Developing my strategy for nomad living and traveling

Figuring out how to think about my time on the road, where my top destinations are, where I want to Slomad and where I want to Vagabond.


1/26/20232 min read

It isn't often during this phase of caregiving that I have quiet hours, but this morning, I did. There was no need to strip the beds, no need to mop the floors, no struggle getting soiled clothing off, and clean clothing on, no half hour or longer to get the morning medication swallowed, and breakfast only took a half an hour to eat. Unheard of. On top of that, my loved one sat at the end of the table working on 100 piece jigsaw puzzle, quite content.

I took the opportunity for some me time. I had to stop every little bit and kind of help her not be overwhelmed by the puzzle, but mostly I could focus on something about me, which is rare. So I got out my geography coloring book, my notebook, my colored pencils, and sat down to organize my thoughts around future nomad travel.

I made a list of all the places that came to mind that I wanted to visit. Then I went back and prioritized them into the ones that were most important to me, then the ones that were secondary. I divided them up into places where I wanted a Slomad experience. At this particular point in time, my version of slomad is spending 2 months up to the maximum time I'm allowed to be in the country - without having to do any special application for any type of visa. In most cases, that's 90 days, but there are a few exceptions - Albania and Georgia allow Americans to stay a year at this moment, and Armenia currently allows 180 days.

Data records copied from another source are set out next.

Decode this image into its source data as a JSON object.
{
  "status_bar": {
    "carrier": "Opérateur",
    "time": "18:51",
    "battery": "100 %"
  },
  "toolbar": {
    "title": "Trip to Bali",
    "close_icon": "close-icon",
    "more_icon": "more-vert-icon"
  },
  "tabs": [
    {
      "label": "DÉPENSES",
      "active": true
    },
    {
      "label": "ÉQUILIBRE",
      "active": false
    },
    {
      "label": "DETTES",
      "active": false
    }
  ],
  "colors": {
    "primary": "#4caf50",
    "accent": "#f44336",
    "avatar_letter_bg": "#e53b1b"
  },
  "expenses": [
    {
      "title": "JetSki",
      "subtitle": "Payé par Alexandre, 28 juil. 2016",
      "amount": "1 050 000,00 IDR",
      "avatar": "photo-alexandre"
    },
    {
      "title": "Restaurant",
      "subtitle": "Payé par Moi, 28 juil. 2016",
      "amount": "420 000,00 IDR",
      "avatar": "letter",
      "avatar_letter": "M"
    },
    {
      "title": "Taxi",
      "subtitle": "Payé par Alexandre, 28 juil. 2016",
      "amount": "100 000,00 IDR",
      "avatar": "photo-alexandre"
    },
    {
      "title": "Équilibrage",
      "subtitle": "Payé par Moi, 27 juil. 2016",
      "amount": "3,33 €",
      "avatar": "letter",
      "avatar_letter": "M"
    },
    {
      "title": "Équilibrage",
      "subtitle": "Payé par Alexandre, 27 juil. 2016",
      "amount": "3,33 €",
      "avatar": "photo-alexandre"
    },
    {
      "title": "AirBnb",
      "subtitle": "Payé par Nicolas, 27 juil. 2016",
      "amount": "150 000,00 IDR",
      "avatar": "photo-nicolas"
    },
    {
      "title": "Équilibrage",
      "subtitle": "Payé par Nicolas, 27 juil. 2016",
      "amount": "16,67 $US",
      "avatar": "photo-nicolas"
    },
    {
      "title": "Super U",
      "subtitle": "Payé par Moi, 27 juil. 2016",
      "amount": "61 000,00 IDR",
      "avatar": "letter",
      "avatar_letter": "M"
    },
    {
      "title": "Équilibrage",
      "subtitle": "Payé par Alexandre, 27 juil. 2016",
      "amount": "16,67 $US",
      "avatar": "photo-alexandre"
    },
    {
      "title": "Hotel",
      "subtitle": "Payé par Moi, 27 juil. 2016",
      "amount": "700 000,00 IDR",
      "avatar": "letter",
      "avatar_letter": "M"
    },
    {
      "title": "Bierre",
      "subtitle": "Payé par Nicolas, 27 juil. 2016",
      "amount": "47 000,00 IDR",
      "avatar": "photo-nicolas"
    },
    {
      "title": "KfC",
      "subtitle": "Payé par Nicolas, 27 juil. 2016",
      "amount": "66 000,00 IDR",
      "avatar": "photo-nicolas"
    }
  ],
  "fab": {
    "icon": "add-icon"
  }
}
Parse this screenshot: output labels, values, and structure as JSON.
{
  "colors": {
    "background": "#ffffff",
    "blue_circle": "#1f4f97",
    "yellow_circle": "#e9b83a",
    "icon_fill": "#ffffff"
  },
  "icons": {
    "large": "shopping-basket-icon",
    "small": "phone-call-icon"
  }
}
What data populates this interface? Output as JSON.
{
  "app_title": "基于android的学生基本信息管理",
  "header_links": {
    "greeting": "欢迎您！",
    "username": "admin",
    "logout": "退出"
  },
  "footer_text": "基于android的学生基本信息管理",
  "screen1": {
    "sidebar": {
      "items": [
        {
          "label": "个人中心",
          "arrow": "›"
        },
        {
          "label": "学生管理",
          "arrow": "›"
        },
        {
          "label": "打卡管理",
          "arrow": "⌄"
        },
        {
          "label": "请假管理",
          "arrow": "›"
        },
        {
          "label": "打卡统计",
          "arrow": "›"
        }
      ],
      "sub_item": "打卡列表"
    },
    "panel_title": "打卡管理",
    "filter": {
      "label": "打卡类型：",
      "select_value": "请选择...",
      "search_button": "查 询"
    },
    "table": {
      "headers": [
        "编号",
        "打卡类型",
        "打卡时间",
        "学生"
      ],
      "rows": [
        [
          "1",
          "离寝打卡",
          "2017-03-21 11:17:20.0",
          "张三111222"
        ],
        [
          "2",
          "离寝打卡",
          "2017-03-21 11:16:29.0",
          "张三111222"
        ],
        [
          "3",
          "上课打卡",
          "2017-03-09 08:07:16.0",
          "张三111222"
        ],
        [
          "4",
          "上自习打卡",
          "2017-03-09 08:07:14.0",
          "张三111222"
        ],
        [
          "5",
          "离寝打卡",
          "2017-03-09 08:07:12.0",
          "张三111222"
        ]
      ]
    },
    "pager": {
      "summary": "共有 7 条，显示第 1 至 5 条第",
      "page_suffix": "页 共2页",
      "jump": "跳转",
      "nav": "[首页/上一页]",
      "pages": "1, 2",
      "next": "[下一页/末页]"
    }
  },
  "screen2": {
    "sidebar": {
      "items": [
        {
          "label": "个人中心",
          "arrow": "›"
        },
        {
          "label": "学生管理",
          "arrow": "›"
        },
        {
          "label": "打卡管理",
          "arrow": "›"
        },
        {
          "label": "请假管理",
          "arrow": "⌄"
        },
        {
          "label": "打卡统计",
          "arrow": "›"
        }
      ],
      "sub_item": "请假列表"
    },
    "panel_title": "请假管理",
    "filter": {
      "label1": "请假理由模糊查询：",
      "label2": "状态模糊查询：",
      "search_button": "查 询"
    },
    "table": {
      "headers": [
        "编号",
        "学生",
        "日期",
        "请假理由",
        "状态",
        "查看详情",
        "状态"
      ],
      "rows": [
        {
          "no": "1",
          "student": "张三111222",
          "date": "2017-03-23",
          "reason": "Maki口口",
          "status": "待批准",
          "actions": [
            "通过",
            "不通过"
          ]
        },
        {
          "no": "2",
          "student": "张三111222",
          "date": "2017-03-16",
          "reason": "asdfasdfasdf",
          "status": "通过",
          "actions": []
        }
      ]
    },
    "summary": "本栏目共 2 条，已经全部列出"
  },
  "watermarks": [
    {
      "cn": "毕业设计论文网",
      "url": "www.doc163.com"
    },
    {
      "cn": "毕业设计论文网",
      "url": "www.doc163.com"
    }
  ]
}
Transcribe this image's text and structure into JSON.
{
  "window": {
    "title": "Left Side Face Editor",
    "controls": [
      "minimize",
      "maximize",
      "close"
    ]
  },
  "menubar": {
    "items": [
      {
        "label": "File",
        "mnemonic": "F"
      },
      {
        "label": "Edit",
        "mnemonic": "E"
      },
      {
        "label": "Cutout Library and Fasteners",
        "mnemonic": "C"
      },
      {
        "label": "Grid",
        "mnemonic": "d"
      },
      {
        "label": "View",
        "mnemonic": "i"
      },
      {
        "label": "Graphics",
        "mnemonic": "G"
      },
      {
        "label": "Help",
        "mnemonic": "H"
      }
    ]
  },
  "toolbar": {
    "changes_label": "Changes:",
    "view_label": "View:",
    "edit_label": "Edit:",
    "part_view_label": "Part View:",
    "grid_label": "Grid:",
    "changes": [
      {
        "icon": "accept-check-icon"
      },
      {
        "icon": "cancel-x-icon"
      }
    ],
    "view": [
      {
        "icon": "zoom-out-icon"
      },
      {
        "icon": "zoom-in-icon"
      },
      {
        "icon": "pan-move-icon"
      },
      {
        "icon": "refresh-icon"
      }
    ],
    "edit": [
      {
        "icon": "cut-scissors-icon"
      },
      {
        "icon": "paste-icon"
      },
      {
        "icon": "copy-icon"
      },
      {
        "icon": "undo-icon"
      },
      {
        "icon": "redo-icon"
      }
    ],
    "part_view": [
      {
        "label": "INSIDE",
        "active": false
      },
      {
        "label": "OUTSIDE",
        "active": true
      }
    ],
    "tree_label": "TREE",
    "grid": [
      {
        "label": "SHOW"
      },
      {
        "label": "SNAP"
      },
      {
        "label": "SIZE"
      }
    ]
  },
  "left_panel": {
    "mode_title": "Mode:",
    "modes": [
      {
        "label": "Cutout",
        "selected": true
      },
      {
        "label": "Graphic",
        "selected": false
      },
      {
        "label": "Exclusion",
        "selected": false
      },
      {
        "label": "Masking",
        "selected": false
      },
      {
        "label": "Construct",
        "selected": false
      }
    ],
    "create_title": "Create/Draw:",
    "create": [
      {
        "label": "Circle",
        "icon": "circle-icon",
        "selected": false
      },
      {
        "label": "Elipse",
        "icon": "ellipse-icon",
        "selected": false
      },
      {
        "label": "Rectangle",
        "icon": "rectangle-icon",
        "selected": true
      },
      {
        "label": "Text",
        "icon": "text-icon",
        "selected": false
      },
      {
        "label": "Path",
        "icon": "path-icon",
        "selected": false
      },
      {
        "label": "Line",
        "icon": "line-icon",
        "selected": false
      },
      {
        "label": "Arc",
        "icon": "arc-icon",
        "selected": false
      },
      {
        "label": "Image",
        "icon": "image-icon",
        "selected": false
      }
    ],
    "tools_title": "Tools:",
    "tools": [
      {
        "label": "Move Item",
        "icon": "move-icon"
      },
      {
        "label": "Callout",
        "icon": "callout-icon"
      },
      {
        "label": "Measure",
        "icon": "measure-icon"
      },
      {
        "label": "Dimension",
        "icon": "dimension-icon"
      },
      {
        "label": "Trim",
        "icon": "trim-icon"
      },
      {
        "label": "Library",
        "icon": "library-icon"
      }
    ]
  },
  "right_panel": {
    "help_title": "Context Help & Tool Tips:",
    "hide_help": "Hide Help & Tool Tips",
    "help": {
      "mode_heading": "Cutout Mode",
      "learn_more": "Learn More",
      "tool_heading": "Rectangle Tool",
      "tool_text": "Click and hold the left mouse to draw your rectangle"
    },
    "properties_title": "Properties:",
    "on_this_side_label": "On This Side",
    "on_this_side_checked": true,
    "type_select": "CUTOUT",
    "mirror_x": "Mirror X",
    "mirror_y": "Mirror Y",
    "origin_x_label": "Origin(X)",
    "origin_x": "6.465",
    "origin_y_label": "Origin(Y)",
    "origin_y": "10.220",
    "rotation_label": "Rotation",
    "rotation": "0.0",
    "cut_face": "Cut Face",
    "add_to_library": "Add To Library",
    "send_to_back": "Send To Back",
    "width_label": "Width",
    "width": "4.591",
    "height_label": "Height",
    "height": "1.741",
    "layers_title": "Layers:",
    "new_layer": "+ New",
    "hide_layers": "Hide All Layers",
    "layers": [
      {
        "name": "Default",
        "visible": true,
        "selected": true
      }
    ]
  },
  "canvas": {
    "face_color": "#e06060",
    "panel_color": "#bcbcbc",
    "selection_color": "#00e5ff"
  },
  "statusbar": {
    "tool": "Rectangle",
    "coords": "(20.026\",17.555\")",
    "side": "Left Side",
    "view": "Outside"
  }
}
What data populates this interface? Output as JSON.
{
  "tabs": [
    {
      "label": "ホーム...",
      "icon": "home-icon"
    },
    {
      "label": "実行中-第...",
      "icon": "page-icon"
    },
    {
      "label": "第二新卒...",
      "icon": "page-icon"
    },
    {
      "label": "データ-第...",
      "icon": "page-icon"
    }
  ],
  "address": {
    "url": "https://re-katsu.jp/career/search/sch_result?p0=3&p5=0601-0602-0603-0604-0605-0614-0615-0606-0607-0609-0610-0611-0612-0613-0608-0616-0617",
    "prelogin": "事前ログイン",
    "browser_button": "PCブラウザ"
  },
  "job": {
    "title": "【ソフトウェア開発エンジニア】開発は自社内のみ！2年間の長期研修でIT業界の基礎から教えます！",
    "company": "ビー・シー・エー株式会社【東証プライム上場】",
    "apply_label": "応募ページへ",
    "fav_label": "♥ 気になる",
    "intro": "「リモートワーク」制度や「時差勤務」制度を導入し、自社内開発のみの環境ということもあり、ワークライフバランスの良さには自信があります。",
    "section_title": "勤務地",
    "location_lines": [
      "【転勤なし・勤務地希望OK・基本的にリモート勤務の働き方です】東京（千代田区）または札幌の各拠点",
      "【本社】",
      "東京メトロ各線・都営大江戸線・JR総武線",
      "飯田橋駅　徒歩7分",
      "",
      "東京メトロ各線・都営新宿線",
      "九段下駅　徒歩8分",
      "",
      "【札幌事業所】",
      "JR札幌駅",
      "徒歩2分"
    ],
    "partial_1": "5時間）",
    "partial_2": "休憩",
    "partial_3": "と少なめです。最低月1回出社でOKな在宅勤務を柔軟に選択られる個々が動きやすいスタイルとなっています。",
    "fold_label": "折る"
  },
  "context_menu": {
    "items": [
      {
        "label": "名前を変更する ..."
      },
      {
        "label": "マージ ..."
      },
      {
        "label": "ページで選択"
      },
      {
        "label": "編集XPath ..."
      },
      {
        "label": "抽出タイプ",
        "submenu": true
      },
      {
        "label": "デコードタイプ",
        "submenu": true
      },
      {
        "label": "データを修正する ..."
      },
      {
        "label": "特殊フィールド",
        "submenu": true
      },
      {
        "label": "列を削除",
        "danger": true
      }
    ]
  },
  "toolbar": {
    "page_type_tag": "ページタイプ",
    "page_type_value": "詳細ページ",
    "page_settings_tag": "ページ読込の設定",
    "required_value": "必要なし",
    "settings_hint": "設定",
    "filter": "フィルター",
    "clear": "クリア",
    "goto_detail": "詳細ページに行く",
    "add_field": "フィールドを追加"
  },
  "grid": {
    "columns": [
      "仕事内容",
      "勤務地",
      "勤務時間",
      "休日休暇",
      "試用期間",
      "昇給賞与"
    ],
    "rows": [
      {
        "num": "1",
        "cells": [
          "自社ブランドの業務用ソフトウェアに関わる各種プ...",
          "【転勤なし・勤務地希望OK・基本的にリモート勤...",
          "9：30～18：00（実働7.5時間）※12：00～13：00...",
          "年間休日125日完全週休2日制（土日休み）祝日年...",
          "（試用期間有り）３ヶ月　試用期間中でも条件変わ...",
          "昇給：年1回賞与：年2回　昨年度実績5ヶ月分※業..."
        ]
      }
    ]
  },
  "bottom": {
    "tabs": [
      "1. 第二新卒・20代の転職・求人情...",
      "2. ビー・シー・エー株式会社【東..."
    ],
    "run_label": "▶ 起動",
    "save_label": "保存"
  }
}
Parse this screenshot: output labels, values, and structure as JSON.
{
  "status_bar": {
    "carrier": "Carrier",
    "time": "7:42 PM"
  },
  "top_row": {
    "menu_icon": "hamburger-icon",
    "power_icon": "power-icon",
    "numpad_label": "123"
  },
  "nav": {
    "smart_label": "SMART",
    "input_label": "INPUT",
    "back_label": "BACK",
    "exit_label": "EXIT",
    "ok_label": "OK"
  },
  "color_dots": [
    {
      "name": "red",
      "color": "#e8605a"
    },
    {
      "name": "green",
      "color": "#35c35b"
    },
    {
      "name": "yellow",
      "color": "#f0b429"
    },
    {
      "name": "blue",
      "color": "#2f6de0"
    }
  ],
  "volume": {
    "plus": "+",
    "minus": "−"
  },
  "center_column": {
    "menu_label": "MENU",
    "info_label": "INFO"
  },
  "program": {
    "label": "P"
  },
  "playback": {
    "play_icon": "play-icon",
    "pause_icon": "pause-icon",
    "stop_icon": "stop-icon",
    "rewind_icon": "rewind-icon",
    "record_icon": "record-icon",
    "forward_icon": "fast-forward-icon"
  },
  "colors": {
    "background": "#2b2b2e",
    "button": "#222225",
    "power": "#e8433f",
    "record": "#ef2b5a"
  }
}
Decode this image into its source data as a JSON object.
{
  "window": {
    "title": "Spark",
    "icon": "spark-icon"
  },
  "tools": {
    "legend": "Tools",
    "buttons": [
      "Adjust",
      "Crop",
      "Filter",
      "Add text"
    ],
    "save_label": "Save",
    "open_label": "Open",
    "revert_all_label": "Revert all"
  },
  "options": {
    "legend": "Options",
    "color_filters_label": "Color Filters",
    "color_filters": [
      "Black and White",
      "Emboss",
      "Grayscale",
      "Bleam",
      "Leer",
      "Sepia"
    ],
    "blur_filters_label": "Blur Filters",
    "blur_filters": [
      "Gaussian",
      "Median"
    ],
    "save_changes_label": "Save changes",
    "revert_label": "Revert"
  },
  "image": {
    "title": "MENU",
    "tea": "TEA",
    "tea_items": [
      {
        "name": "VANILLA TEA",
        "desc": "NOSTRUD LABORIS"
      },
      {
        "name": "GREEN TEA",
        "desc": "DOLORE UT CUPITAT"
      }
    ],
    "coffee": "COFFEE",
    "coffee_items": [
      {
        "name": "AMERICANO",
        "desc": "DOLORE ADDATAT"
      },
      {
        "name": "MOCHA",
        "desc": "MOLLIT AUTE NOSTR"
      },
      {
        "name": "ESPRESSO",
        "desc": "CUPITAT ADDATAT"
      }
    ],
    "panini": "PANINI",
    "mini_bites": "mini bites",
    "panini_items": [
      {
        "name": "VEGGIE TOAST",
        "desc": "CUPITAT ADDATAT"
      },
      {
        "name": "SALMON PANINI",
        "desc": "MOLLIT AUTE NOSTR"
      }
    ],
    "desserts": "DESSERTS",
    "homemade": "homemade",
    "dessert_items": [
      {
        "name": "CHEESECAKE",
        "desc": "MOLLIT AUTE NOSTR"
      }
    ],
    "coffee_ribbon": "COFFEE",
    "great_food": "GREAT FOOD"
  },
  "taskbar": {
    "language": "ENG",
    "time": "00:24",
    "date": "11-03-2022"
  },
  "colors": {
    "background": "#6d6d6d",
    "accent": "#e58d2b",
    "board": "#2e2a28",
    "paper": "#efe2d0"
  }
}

Those places that were not slomad destinations are Vagabond destinations - those places where I might want to spend a week to a month or more and we'll just kind of play it by ear. These are places where I will act more likely traveler rather than somebody who is living there. Admittedly only spending two or three months in a place is not quite the same as the living living there, but it's my version of slomading, at the moment anyway.

After that, I broke them up into Schengen area countries and non-Schengen area countries. Then I set about coloring the map to help me visualize how I might move around and not violate Schengen area visa requirements. If you're not familiar, countries in Europe have agreed to allowing their citizens to cross borders without visas. As an American I'm only allowed to be in the Schengen area for 90 days, then I have to leave the Schengen area for 90 days before I return.

My next task I'm working on is creating a list of the countries, organized in the same categories is above, identifying what months are the best to visit - taking into weather and potential crowds.

This is an activity that will help keep me sane, help me feel like I'm working towards my future and cause use my brain cells in a way that most days I don't get to. It's also motivating me to learn a little bit more about each of the destinations and confirm whether I think it warrants a few weeks or a few months, all subject to change!